| INSTRUCTIONS FOR THE TASK |
Each entry below must be given again word for word, with no pictures.

### EXERCISE INPUTS

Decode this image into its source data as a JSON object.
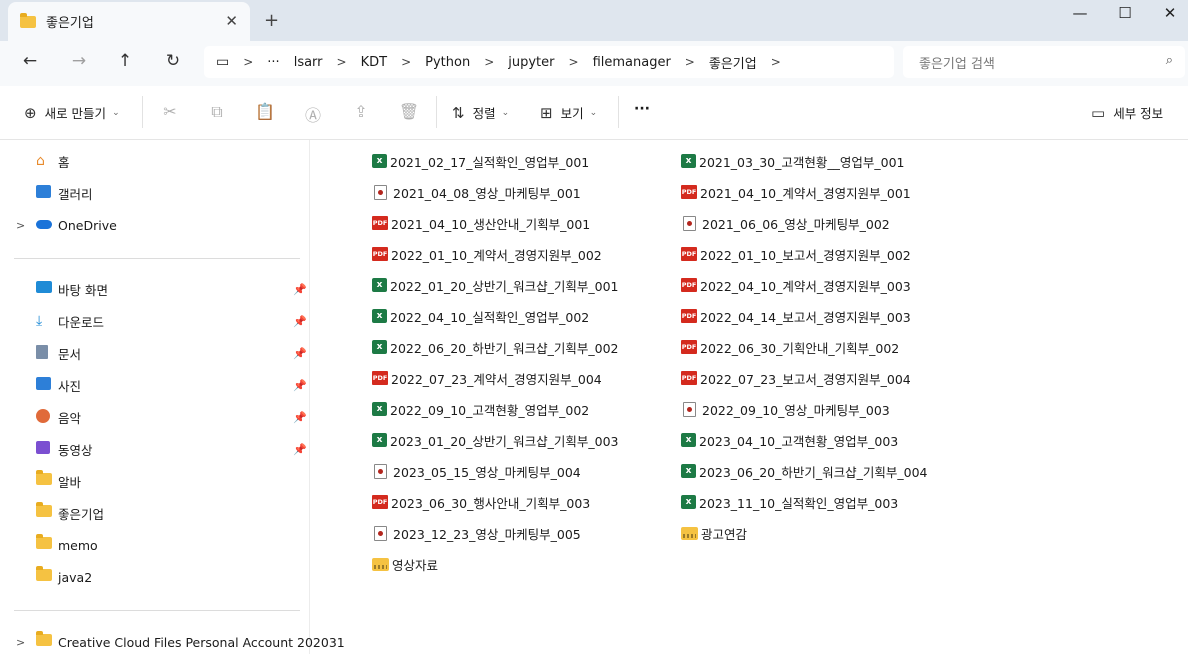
{
  "window": {
    "tab_title": "좋은기업",
    "tab_close_glyph": "✕",
    "new_tab_glyph": "+",
    "minimize_glyph": "—",
    "maximize_glyph": "☐",
    "close_glyph": "✕"
  },
  "nav": {
    "back_glyph": "←",
    "forward_glyph": "→",
    "up_glyph": "↑",
    "refresh_glyph": "↻",
    "breadcrumb": [
      "lsarr",
      "KDT",
      "Python",
      "jupyter",
      "filemanager",
      "좋은기업"
    ],
    "more_glyph": "···",
    "sep_glyph": ">",
    "search_placeholder": "좋은기업 검색",
    "search_glyph": "⌕"
  },
  "toolbar": {
    "new_label": "새로 만들기",
    "sort_label": "정렬",
    "view_label": "보기",
    "more_glyph": "···",
    "details_label": "세부 정보"
  },
  "sidebar": {
    "top": [
      {
        "label": "홈",
        "icon": "home-icon"
      },
      {
        "label": "갤러리",
        "icon": "gallery-icon"
      },
      {
        "label": "OneDrive",
        "icon": "cloud-icon"
      }
    ],
    "quick": [
      {
        "label": "바탕 화면",
        "icon": "desktop-icon",
        "pinned": true
      },
      {
        "label": "다운로드",
        "icon": "download-icon",
        "pinned": true
      },
      {
        "label": "문서",
        "icon": "documents-icon",
        "pinned": true
      },
      {
        "label": "사진",
        "icon": "pictures-icon",
        "pinned": true
      },
      {
        "label": "음악",
        "icon": "music-icon",
        "pinned": true
      },
      {
        "label": "동영상",
        "icon": "videos-icon",
        "pinned": true
      },
      {
        "label": "알바",
        "icon": "folder-icon",
        "pinned": false
      },
      {
        "label": "좋은기업",
        "icon": "folder-icon",
        "pinned": false
      },
      {
        "label": "memo",
        "icon": "folder-icon",
        "pinned": false
      },
      {
        "label": "java2",
        "icon": "folder-icon",
        "pinned": false
      }
    ],
    "bottom": [
      {
        "label": "Creative Cloud Files Personal Account 202031",
        "icon": "folder-icon"
      }
    ]
  },
  "files": [
    {
      "name": "2021_02_17_실적확인_영업부_001",
      "type": "xlsx"
    },
    {
      "name": "2021_03_30_고객현황__영업부_001",
      "type": "xlsx"
    },
    {
      "name": "2021_04_08_영상_마케팅부_001",
      "type": "video"
    },
    {
      "name": "2021_04_10_계약서_경영지원부_001",
      "type": "pdf"
    },
    {
      "name": "2021_04_10_생산안내_기획부_001",
      "type": "pdf"
    },
    {
      "name": "2021_06_06_영상_마케팅부_002",
      "type": "video"
    },
    {
      "name": "2022_01_10_계약서_경영지원부_002",
      "type": "pdf"
    },
    {
      "name": "2022_01_10_보고서_경영지원부_002",
      "type": "pdf"
    },
    {
      "name": "2022_01_20_상반기_워크샵_기획부_001",
      "type": "xlsx"
    },
    {
      "name": "2022_04_10_계약서_경영지원부_003",
      "type": "pdf"
    },
    {
      "name": "2022_04_10_실적확인_영업부_002",
      "type": "xlsx"
    },
    {
      "name": "2022_04_14_보고서_경영지원부_003",
      "type": "pdf"
    },
    {
      "name": "2022_06_20_하반기_워크샵_기획부_002",
      "type": "xlsx"
    },
    {
      "name": "2022_06_30_기획안내_기획부_002",
      "type": "pdf"
    },
    {
      "name": "2022_07_23_계약서_경영지원부_004",
      "type": "pdf"
    },
    {
      "name": "2022_07_23_보고서_경영지원부_004",
      "type": "pdf"
    },
    {
      "name": "2022_09_10_고객현황_영업부_002",
      "type": "xlsx"
    },
    {
      "name": "2022_09_10_영상_마케팅부_003",
      "type": "video"
    },
    {
      "name": "2023_01_20_상반기_워크샵_기획부_003",
      "type": "xlsx"
    },
    {
      "name": "2023_04_10_고객현황_영업부_003",
      "type": "xlsx"
    },
    {
      "name": "2023_05_15_영상_마케팅부_004",
      "type": "video"
    },
    {
      "name": "2023_06_20_하반기_워크샵_기획부_004",
      "type": "xlsx"
    },
    {
      "name": "2023_06_30_행사안내_기획부_003",
      "type": "pdf"
    },
    {
      "name": "2023_11_10_실적확인_영업부_003",
      "type": "xlsx"
    },
    {
      "name": "2023_12_23_영상_마케팅부_005",
      "type": "video"
    },
    {
      "name": "광고연감",
      "type": "zip"
    },
    {
      "name": "영상자료",
      "type": "zip"
    }
  ]
}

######

| ANSWER TO THIS PROBLEM |
Decode this image into its source data as a JSON object.
{
  "window": {
    "tab_title": "좋은기업",
    "tab_close_glyph": "✕",
    "new_tab_glyph": "+",
    "minimize_glyph": "—",
    "maximize_glyph": "☐",
    "close_glyph": "✕"
  },
  "nav": {
    "back_glyph": "←",
    "forward_glyph": "→",
    "up_glyph": "↑",
    "refresh_glyph": "↻",
    "breadcrumb": [
      "lsarr",
      "KDT",
      "Python",
      "jupyter",
      "filemanager",
      "좋은기업"
    ],
    "more_glyph": "···",
    "sep_glyph": ">",
    "search_placeholder": "좋은기업 검색",
    "search_glyph": "⌕"
  },
  "toolbar": {
    "new_label": "새로 만들기",
    "sort_label": "정렬",
    "view_label": "보기",
    "more_glyph": "···",
    "details_label": "세부 정보"
  },
  "sidebar": {
    "top": [
      {
        "label": "홈",
        "icon": "home-icon"
      },
      {
        "label": "갤러리",
        "icon": "gallery-icon"
      },
      {
        "label": "OneDrive",
        "icon": "cloud-icon"
      }
    ],
    "quick": [
      {
        "label": "바탕 화면",
        "icon": "desktop-icon",
        "pinned": true
      },
      {
        "label": "다운로드",
        "icon": "download-icon",
        "pinned": true
      },
      {
        "label": "문서",
        "icon": "documents-icon",
        "pinned": true
      },
      {
        "label": "사진",
        "icon": "pictures-icon",
        "pinned": true
      },
      {
        "label": "음악",
        "icon": "music-icon",
        "pinned": true
      },
      {
        "label": "동영상",
        "icon": "videos-icon",
        "pinned": true
      },
      {
        "label": "알바",
        "icon": "folder-icon",
        "pinned": false
      },
      {
        "label": "좋은기업",
        "icon": "folder-icon",
        "pinned": false
      },
      {
        "label": "memo",
        "icon": "folder-icon",
        "pinned": false
      },
      {
        "label": "java2",
        "icon": "folder-icon",
        "pinned": false
      }
    ],
    "bottom": [
      {
        "label": "Creative Cloud Files Personal Account 202031",
        "icon": "folder-icon"
      }
    ]
  },
  "files": [
    {
      "name": "2021_02_17_실적확인_영업부_001",
      "type": "xlsx"
    },
    {
      "name": "2021_03_30_고객현황__영업부_001",
      "type": "xlsx"
    },
    {
      "name": "2021_04_08_영상_마케팅부_001",
      "type": "video"
    },
    {
      "name": "2021_04_10_계약서_경영지원부_001",
      "type": "pdf"
    },
    {
      "name": "2021_04_10_생산안내_기획부_001",
      "type": "pdf"
    },
    {
      "name": "2021_06_06_영상_마케팅부_002",
      "type": "video"
    },
    {
      "name": "2022_01_10_계약서_경영지원부_002",
      "type": "pdf"
    },
    {
      "name": "2022_01_10_보고서_경영지원부_002",
      "type": "pdf"
    },
    {
      "name": "2022_01_20_상반기_워크샵_기획부_001",
      "type": "xlsx"
    },
    {
      "name": "2022_04_10_계약서_경영지원부_003",
      "type": "pdf"
    },
    {
      "name": "2022_04_10_실적확인_영업부_002",
      "type": "xlsx"
    },
    {
      "name": "2022_04_14_보고서_경영지원부_003",
      "type": "pdf"
    },
    {
      "name": "2022_06_20_하반기_워크샵_기획부_002",
      "type": "xlsx"
    },
    {
      "name": "2022_06_30_기획안내_기획부_002",
      "type": "pdf"
    },
    {
      "name": "2022_07_23_계약서_경영지원부_004",
      "type": "pdf"
    },
    {
      "name": "2022_07_23_보고서_경영지원부_004",
      "type": "pdf"
    },
    {
      "name": "2022_09_10_고객현황_영업부_002",
      "type": "xlsx"
    },
    {
      "name": "2022_09_10_영상_마케팅부_003",
      "type": "video"
    },
    {
      "name": "2023_01_20_상반기_워크샵_기획부_003",
      "type": "xlsx"
    },
    {
      "name": "2023_04_10_고객현황_영업부_003",
      "type": "xlsx"
    },
    {
      "name": "2023_05_15_영상_마케팅부_004",
      "type": "video"
    },
    {
      "name": "2023_06_20_하반기_워크샵_기획부_004",
      "type": "xlsx"
    },
    {
      "name": "2023_06_30_행사안내_기획부_003",
      "type": "pdf"
    },
    {
      "name": "2023_11_10_실적확인_영업부_003",
      "type": "xlsx"
    },
    {
      "name": "2023_12_23_영상_마케팅부_005",
      "type": "video"
    },
    {
      "name": "광고연감",
      "type": "zip"
    },
    {
      "name": "영상자료",
      "type": "zip"
    }
  ]
}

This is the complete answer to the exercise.